* _TASK DETAILS_
Search the records for the word "items" and copy every line in which it occurs.

* _THE INPUT_
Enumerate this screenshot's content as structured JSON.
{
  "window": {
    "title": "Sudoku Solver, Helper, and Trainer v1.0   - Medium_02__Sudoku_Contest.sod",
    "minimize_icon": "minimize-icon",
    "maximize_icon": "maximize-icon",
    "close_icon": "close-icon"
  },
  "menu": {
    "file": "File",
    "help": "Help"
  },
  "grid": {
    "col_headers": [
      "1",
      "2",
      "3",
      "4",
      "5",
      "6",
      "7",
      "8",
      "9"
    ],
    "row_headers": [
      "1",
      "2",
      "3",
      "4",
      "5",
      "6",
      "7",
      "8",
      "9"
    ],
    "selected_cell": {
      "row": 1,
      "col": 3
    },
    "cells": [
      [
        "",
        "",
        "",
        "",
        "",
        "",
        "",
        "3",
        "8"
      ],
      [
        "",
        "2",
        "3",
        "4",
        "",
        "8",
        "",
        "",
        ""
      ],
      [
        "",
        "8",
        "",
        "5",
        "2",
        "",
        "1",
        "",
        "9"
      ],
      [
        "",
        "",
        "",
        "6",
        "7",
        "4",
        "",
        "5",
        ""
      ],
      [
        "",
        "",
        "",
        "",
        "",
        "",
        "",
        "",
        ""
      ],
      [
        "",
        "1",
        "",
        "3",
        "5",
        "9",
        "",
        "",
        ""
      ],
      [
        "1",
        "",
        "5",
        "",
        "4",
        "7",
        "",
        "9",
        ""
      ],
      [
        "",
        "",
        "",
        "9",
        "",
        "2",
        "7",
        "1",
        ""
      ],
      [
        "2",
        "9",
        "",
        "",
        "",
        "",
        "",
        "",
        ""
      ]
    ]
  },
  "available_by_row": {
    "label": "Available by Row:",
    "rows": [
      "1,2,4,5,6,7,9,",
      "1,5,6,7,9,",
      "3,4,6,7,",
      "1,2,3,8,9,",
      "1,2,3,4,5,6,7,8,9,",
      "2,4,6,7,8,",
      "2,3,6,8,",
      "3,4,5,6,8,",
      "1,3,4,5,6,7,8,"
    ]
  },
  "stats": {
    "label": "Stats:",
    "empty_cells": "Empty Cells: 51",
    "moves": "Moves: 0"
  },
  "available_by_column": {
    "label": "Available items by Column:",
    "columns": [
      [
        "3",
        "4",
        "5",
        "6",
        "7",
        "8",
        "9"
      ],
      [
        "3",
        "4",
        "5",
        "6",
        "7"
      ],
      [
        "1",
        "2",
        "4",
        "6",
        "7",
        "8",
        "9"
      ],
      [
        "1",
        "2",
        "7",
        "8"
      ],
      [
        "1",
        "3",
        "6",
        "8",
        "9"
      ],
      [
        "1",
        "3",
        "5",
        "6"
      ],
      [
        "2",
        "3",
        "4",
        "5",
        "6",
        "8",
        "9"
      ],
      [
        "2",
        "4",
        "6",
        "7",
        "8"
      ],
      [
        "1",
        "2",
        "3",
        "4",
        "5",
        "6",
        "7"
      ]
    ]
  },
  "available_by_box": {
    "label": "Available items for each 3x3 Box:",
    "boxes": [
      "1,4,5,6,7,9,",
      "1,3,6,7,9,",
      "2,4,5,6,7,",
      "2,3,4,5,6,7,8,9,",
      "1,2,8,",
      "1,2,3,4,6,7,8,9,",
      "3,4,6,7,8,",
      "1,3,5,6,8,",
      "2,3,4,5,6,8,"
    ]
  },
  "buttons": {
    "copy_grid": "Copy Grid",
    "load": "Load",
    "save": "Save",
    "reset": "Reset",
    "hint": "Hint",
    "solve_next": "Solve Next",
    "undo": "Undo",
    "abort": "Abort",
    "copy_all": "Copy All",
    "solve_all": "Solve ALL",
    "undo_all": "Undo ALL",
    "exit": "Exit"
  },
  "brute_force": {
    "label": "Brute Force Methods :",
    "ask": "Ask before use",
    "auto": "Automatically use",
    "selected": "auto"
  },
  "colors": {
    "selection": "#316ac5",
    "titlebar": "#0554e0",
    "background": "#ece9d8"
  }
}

* _SOLUTION TO THIS EXERCISE_
    "label": "Available items by Column:",
    "label": "Available items for each 3x3 Box:",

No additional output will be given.